The researchers were able to show that the mobility of humans played a big role in the spread of malaria and dengue even if people are traveling short distances within cities. Their work was published in journal Scientific Reports.
"Urbanization, mobility, globalization and climate change could be all factors in the emergence of vector-borne diseases, even here in Europe," said Emanuele Massaro, the paper's lead author and a scientist at EPFL's Laboratory for Human-Environment Relations in Urban Systems (HERUS), which is led by Claudia R. Binder in a press release highlighting the work. "Until now, most research has examined how mobility affects the spread of infections in larger areas such as countries or regions. In this study, we focused on the same question, but this time in towns and cities. We also wanted to explore when people's mobile phone location data might prove useful."
Cellphone proves effective in predicting outbreaks
To determine the usefulness of cellphone data the researchers turned to the 2013 and 2014 dengue outbreaks that occurred in Singapore. They used a agent-based transmission model in which humans and mosquitoes represent agents. Applying digital simulations, they looked at that outbreak against the cases reported in 2013 and 2014.
Using mobile phone location data, census records, random mobility, and theoretical assumptions, the researchers tested how effective each data set is in predicting the spread of the dengue cases. They found the mobile phone data and census models were effective in predicting where dengue cases would show up in Singapore.

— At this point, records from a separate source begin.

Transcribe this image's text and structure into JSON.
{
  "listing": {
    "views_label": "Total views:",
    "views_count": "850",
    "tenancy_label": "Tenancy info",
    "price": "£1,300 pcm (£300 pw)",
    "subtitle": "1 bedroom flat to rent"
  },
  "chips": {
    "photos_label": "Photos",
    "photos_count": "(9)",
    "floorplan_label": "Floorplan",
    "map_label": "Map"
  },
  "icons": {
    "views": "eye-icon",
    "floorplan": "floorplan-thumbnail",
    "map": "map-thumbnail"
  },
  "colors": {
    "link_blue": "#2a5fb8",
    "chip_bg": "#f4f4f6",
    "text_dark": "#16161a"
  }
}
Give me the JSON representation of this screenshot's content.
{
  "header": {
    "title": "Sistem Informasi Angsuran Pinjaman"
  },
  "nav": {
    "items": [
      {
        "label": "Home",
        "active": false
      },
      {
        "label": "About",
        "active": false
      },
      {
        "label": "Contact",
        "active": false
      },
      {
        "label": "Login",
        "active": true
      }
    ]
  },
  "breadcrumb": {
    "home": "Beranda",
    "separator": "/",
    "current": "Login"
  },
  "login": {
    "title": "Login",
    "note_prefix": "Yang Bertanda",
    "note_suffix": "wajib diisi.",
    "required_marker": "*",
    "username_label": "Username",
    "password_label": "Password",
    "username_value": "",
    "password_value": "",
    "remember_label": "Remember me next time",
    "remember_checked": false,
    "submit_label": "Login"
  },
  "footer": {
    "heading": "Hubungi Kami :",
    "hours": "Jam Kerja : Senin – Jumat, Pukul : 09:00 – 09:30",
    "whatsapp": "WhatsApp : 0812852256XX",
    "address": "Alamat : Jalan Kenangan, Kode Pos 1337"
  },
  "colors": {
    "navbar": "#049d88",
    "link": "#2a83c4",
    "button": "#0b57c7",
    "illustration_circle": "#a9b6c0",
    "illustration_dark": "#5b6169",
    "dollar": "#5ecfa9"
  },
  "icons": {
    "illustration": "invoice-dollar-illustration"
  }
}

"In an emergency, having accurate information makes all the difference," said Massaro. "That's why phone location data is better than annual census records. The problem is that the data is owned by private companies. We need to think seriously about changing the law around accessing this kind of information - not just for scientific research, but for wider prevention and public health reasons."